⟨
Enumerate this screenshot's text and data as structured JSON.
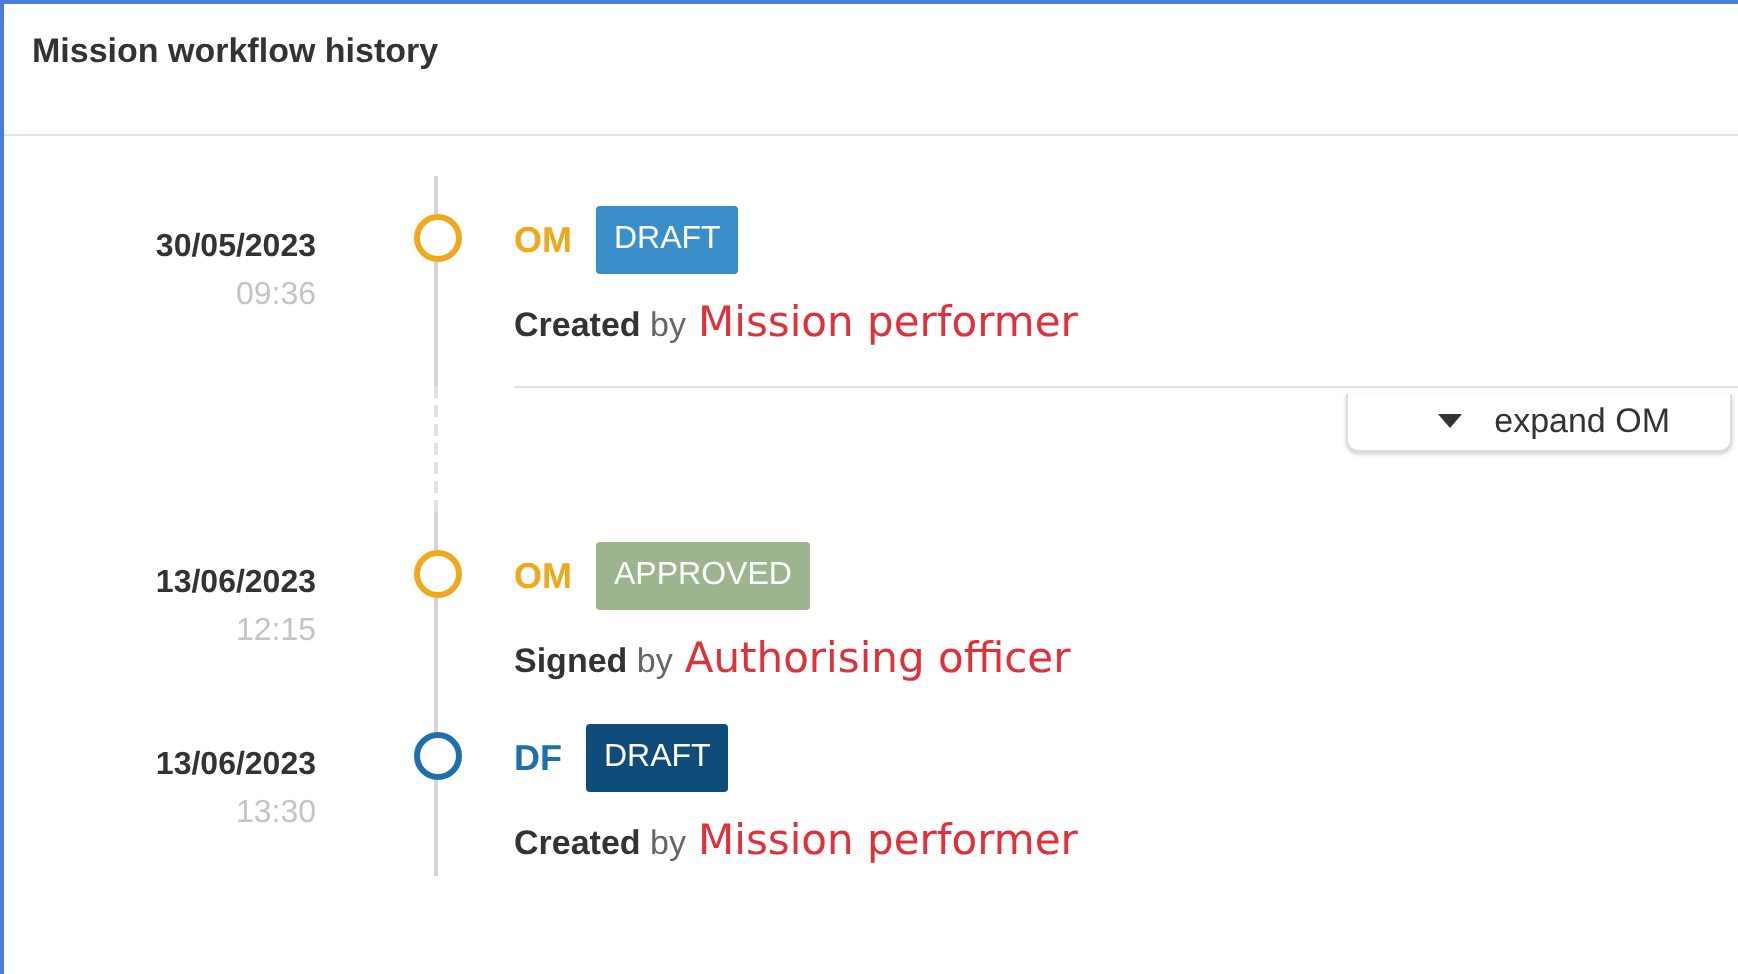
{
  "panel": {
    "title": "Mission workflow history"
  },
  "items": [
    {
      "kind": "event",
      "date": "30/05/2023",
      "time": "09:36",
      "code": "OM",
      "color": "#f0a81c",
      "status": {
        "label": "DRAFT",
        "color": "#3a8fcb"
      },
      "action": "Created",
      "by": "by",
      "person": "Mission performer"
    },
    {
      "kind": "expand",
      "label": "expand OM"
    },
    {
      "kind": "event",
      "date": "13/06/2023",
      "time": "12:15",
      "code": "OM",
      "color": "#f0a81c",
      "status": {
        "label": "APPROVED",
        "color": "#9db58e"
      },
      "action": "Signed",
      "by": "by",
      "person": "Authorising officer"
    },
    {
      "kind": "event",
      "date": "13/06/2023",
      "time": "13:30",
      "code": "DF",
      "color": "#1e6fae",
      "status": {
        "label": "DRAFT",
        "color": "#0f4c7a"
      },
      "action": "Created",
      "by": "by",
      "person": "Mission performer"
    }
  ]
}
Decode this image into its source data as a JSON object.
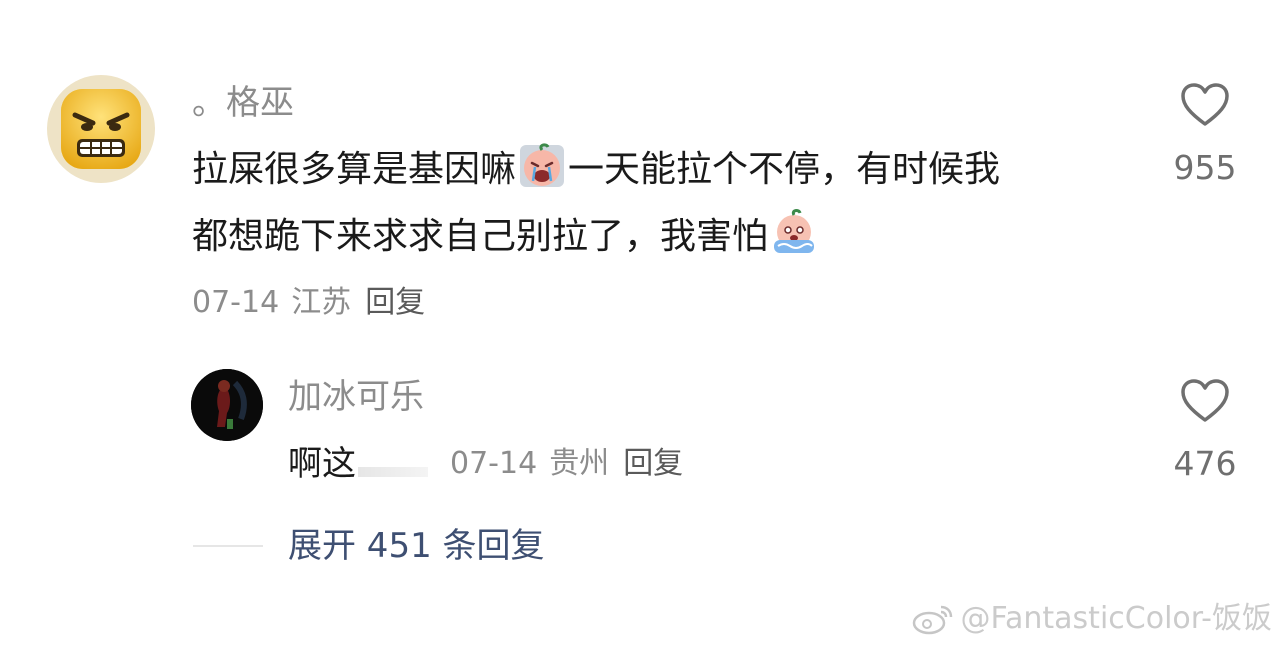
{
  "comment": {
    "username": "。格巫",
    "text_line1_part1": "拉屎很多算是基因嘛",
    "text_line1_part2": "一天能拉个不停，有时候我",
    "text_line2": "都想跪下来求求自己别拉了，我害怕",
    "emoji1": "crying-peach-emoji",
    "emoji2": "tearful-peach-emoji",
    "date": "07-14",
    "region": "江苏",
    "reply_label": "回复",
    "like_count": "955",
    "avatar": "angry-face-emoji-avatar"
  },
  "sub_reply": {
    "username": "加冰可乐",
    "text": "啊这",
    "date": "07-14",
    "region": "贵州",
    "reply_label": "回复",
    "like_count": "476",
    "avatar": "dark-figure-avatar"
  },
  "expand": {
    "label": "展开 451 条回复"
  },
  "watermark": {
    "text": "@FantasticColor-饭饭",
    "icon": "weibo-logo-icon"
  },
  "colors": {
    "username": "#8c8c8c",
    "body": "#1a1a1a",
    "link": "#3e4f72",
    "icon": "#6f6f6f"
  }
}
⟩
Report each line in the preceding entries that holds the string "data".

Enumerate this screenshot's text and data as structured JSON.
Decode this image into its source data as a JSON object.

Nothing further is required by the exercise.